“There are ‘no smoking’ signs all over the benches here, and people still smoke out here,” says Molly Cutts, 22, an advertising major standing outside the Miller Learning Center. “I don’t think people are going to go all the way downtown to smoke, and if you’re in the MLC during finals and it’s open 24 hours, of course you’re going to go out and get a cigarette.” 

David Jernigan, 23, a German and sociology major at UGA, also says it won’t stop him or anyone else from smoking. “I think it’s going to be really difficult to enforce, especially on UGA’s campus because it’s massive,” he says, adding that it will be an “unrealistic ban.”

Jernigan says he understands that secondhand smoke is dangerous, but he wonders what difference it will make when so many students drive their cars, which “emit greenhouse gases,” to school.

During midterms and final exams, the MLC and Tate Student Center are filled with students, some of whom smoke. Nick Ganger, a 21-year-old student, says that at any given time you can see 50 or more people outside smoking.

“I come out here during my study breaks to give my brain a chance to absorb all the information that I’m getting. I don’t like that rule at all,” Ganger says. “I don’t like how it could affect my enrollment at any institution based on the fact that I smoke cigarettes, and I think they should change that immediately.” 

The overall enforcement and authority on the smoking ban policy, including any exemptions, will lie with President Jere Morehead (who could not be reached for comment), but it will also be a shared responsibility among all students, faculty and staff to help keep the campus tobacco-free. Anyone who is employed by the university has the right under the code of conduct to ask a student for an ID. Any student or employee caught violating the policy will be referred to human resources or student conduct.

UGA Police Chief Jimmy Williamson says he is confident that the majority of people will follow the rules. He doesn’t expect to devote many resources to enforcement. “The policy was not created to be a police issue. We’re not going to have any special smoking police or tobacco police out there looking for things,” he says, adding that they’re going to be reactive with this policy like with other potential conflicts, such as someone skateboarding and getting in the way of pedestrians. “I have yet to see a situation where there’s massive pushback,” he says.

The university is still in the midst of talks regarding what punishments would be handed out for offenders, Williamson says. Visitors refusing to comply may be asked to leave or escorted off campus. 

Ganger says he finds that hard to believe. “I feel like everybody’s probably still going to keep smoking. If everybody continues, they can’t kick everyone out,” he says.

Ganger’s smoking companion, Justin Hess, 20, is more measured. “I can understand the purpose behind it,” he says. “I mean, honestly, everyone knows smoking’s bad. We’re adults, we make adult decisions. I never tried to get my smoking in the way of other students.”

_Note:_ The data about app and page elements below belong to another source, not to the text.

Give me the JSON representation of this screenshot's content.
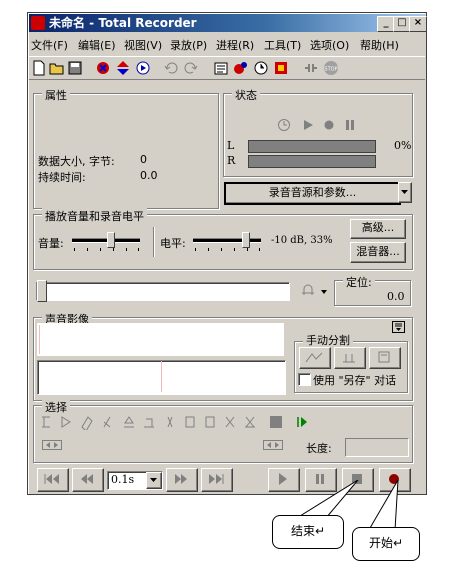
{
  "window": {
    "title": "未命名 - Total Recorder"
  },
  "menu": [
    "文件(F)",
    "编辑(E)",
    "视图(V)",
    "录放(P)",
    "进程(R)",
    "工具(T)",
    "选项(O)",
    "帮助(H)"
  ],
  "toolbar_icons": [
    "new-file-icon",
    "open-folder-icon",
    "save-icon",
    "record-source-icon",
    "convert-icon",
    "schedule-icon",
    "undo-icon",
    "redo-icon",
    "properties-icon",
    "effects-icon",
    "timer-icon",
    "split-icon",
    "trim-icon",
    "stop-icon"
  ],
  "properties": {
    "title": "属性",
    "size_label": "数据大小, 字节:",
    "size_value": "0",
    "duration_label": "持续时间:",
    "duration_value": "0.0"
  },
  "status": {
    "title": "状态",
    "left_channel": "L",
    "right_channel": "R",
    "percent": "0%",
    "left_level": 0,
    "right_level": 0
  },
  "source_button": "录音音源和参数...",
  "levels": {
    "title": "播放音量和录音电平",
    "volume_label": "音量:",
    "level_label": "电平:",
    "level_readout": "-10 dB, 33%",
    "advanced_button": "高级...",
    "mixer_button": "混音器..."
  },
  "position": {
    "label": "定位:",
    "value": "0.0"
  },
  "waveform": {
    "title": "声音影像"
  },
  "manual_split": {
    "title": "手动分割",
    "save_as_label": "使用 \"另存\" 对话"
  },
  "selection": {
    "title": "选择",
    "length_label": "长度:"
  },
  "transport": {
    "step_value": "0.1s"
  },
  "callouts": {
    "stop": "结束↵",
    "start": "开始↵"
  }
}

Williamson thinks that most people are going to make the effort to comply. “Are we going to catch everybody? I don’t think the goal is to catch anybody. It’s not a gotcha,” he says. “The goal is to set parameters that we hope the majority of people are going to operate within. And I really do believe in our society.”